INSTRUCTIONS TO FOLLOW: Every record below must come back exactly as given.

DATA SUPPLIED:

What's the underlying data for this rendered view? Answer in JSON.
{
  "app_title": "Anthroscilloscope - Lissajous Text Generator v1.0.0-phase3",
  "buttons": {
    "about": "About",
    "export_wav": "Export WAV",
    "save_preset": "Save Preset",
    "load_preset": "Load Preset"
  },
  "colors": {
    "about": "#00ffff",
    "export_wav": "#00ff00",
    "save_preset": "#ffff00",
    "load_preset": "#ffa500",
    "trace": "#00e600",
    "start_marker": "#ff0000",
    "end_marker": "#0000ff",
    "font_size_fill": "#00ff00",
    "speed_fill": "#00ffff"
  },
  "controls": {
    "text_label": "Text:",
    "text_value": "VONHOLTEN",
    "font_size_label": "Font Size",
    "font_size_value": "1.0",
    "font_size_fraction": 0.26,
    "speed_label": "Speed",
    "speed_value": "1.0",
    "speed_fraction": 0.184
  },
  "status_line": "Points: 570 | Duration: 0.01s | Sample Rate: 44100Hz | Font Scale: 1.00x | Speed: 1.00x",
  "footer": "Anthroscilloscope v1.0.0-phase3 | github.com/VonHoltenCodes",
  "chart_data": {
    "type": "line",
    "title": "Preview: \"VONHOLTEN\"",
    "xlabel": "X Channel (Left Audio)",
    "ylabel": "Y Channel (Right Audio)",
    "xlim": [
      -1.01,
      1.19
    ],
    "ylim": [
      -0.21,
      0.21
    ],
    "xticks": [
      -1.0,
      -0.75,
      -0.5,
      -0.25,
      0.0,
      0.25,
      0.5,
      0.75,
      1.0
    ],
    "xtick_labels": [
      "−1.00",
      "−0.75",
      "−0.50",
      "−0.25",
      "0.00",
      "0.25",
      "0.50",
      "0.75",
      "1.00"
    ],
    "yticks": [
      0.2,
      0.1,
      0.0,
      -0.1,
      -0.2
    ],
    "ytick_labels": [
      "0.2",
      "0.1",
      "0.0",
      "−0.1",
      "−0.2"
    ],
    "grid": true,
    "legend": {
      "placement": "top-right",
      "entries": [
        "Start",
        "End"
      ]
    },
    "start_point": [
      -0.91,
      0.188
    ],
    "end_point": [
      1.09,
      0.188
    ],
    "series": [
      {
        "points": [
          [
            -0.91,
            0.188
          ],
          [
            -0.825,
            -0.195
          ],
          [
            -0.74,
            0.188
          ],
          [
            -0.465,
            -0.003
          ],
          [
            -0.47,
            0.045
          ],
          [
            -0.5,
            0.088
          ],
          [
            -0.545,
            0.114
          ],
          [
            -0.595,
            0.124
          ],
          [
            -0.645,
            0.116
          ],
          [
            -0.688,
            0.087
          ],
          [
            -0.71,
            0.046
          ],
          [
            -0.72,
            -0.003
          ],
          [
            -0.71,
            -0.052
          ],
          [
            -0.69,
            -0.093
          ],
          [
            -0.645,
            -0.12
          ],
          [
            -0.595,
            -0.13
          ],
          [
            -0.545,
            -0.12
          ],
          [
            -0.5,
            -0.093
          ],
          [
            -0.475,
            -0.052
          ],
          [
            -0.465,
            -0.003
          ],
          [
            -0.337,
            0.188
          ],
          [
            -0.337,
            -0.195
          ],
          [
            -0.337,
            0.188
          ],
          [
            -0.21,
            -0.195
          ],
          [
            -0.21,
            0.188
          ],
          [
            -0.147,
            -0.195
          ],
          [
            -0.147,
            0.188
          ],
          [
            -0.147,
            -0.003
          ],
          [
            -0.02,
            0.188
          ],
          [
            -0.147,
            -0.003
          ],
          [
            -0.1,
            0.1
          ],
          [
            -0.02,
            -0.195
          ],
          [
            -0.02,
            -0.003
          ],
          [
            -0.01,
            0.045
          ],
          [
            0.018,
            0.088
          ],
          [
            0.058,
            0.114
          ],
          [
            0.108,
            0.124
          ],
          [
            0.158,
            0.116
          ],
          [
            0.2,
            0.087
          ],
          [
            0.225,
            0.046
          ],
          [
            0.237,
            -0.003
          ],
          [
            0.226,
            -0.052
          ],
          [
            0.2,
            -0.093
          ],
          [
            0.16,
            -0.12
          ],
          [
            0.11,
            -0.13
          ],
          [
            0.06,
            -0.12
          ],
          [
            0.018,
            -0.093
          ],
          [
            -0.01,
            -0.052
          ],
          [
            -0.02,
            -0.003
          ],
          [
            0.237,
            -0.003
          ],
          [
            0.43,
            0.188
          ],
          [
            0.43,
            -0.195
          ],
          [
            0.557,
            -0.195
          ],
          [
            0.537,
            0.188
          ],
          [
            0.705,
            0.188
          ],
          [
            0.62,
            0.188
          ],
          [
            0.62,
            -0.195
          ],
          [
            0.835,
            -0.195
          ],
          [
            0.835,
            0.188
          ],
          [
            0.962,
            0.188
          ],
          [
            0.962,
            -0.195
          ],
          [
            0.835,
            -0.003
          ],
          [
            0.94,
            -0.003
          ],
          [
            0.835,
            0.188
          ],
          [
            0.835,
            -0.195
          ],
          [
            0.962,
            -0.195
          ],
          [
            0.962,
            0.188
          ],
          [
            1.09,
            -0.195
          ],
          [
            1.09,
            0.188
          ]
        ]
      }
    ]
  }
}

ANSWER FOR THIS EXERCISE:
What's the underlying data for this rendered view? Answer in JSON.
{
  "app_title": "Anthroscilloscope - Lissajous Text Generator v1.0.0-phase3",
  "buttons": {
    "about": "About",
    "export_wav": "Export WAV",
    "save_preset": "Save Preset",
    "load_preset": "Load Preset"
  },
  "colors": {
    "about": "#00ffff",
    "export_wav": "#00ff00",
    "save_preset": "#ffff00",
    "load_preset": "#ffa500",
    "trace": "#00e600",
    "start_marker": "#ff0000",
    "end_marker": "#0000ff",
    "font_size_fill": "#00ff00",
    "speed_fill": "#00ffff"
  },
  "controls": {
    "text_label": "Text:",
    "text_value": "VONHOLTEN",
    "font_size_label": "Font Size",
    "font_size_value": "1.0",
    "font_size_fraction": 0.26,
    "speed_label": "Speed",
    "speed_value": "1.0",
    "speed_fraction": 0.184
  },
  "status_line": "Points: 570 | Duration: 0.01s | Sample Rate: 44100Hz | Font Scale: 1.00x | Speed: 1.00x",
  "footer": "Anthroscilloscope v1.0.0-phase3 | github.com/VonHoltenCodes",
  "chart_data": {
    "type": "line",
    "title": "Preview: \"VONHOLTEN\"",
    "xlabel": "X Channel (Left Audio)",
    "ylabel": "Y Channel (Right Audio)",
    "xlim": [
      -1.01,
      1.19
    ],
    "ylim": [
      -0.21,
      0.21
    ],
    "xticks": [
      -1.0,
      -0.75,
      -0.5,
      -0.25,
      0.0,
      0.25,
      0.5,
      0.75,
      1.0
    ],
    "xtick_labels": [
      "−1.00",
      "−0.75",
      "−0.50",
      "−0.25",
      "0.00",
      "0.25",
      "0.50",
      "0.75",
      "1.00"
    ],
    "yticks": [
      0.2,
      0.1,
      0.0,
      -0.1,
      -0.2
    ],
    "ytick_labels": [
      "0.2",
      "0.1",
      "0.0",
      "−0.1",
      "−0.2"
    ],
    "grid": true,
    "legend": {
      "placement": "top-right",
      "entries": [
        "Start",
        "End"
      ]
    },
    "start_point": [
      -0.91,
      0.188
    ],
    "end_point": [
      1.09,
      0.188
    ],
    "series": [
      {
        "points": [
          [
            -0.91,
            0.188
          ],
          [
            -0.825,
            -0.195
          ],
          [
            -0.74,
            0.188
          ],
          [
            -0.465,
            -0.003
          ],
          [
            -0.47,
            0.045
          ],
          [
            -0.5,
            0.088
          ],
          [
            -0.545,
            0.114
          ],
          [
            -0.595,
            0.124
          ],
          [
            -0.645,
            0.116
          ],
          [
            -0.688,
            0.087
          ],
          [
            -0.71,
            0.046
          ],
          [
            -0.72,
            -0.003
          ],
          [
            -0.71,
            -0.052
          ],
          [
            -0.69,
            -0.093
          ],
          [
            -0.645,
            -0.12
          ],
          [
            -0.595,
            -0.13
          ],
          [
            -0.545,
            -0.12
          ],
          [
            -0.5,
            -0.093
          ],
          [
            -0.475,
            -0.052
          ],
          [
            -0.465,
            -0.003
          ],
          [
            -0.337,
            0.188
          ],
          [
            -0.337,
            -0.195
          ],
          [
            -0.337,
            0.188
          ],
          [
            -0.21,
            -0.195
          ],
          [
            -0.21,
            0.188
          ],
          [
            -0.147,
            -0.195
          ],
          [
            -0.147,
            0.188
          ],
          [
            -0.147,
            -0.003
          ],
          [
            -0.02,
            0.188
          ],
          [
            -0.147,
            -0.003
          ],
          [
            -0.1,
            0.1
          ],
          [
            -0.02,
            -0.195
          ],
          [
            -0.02,
            -0.003
          ],
          [
            -0.01,
            0.045
          ],
          [
            0.018,
            0.088
          ],
          [
            0.058,
            0.114
          ],
          [
            0.108,
            0.124
          ],
          [
            0.158,
            0.116
          ],
          [
            0.2,
            0.087
          ],
          [
            0.225,
            0.046
          ],
          [
            0.237,
            -0.003
          ],
          [
            0.226,
            -0.052
          ],
          [
            0.2,
            -0.093
          ],
          [
            0.16,
            -0.12
          ],
          [
            0.11,
            -0.13
          ],
          [
            0.06,
            -0.12
          ],
          [
            0.018,
            -0.093
          ],
          [
            -0.01,
            -0.052
          ],
          [
            -0.02,
            -0.003
          ],
          [
            0.237,
            -0.003
          ],
          [
            0.43,
            0.188
          ],
          [
            0.43,
            -0.195
          ],
          [
            0.557,
            -0.195
          ],
          [
            0.537,
            0.188
          ],
          [
            0.705,
            0.188
          ],
          [
            0.62,
            0.188
          ],
          [
            0.62,
            -0.195
          ],
          [
            0.835,
            -0.195
          ],
          [
            0.835,
            0.188
          ],
          [
            0.962,
            0.188
          ],
          [
            0.962,
            -0.195
          ],
          [
            0.835,
            -0.003
          ],
          [
            0.94,
            -0.003
          ],
          [
            0.835,
            0.188
          ],
          [
            0.835,
            -0.195
          ],
          [
            0.962,
            -0.195
          ],
          [
            0.962,
            0.188
          ],
          [
            1.09,
            -0.195
          ],
          [
            1.09,
            0.188
          ]
        ]
      }
    ]
  }
}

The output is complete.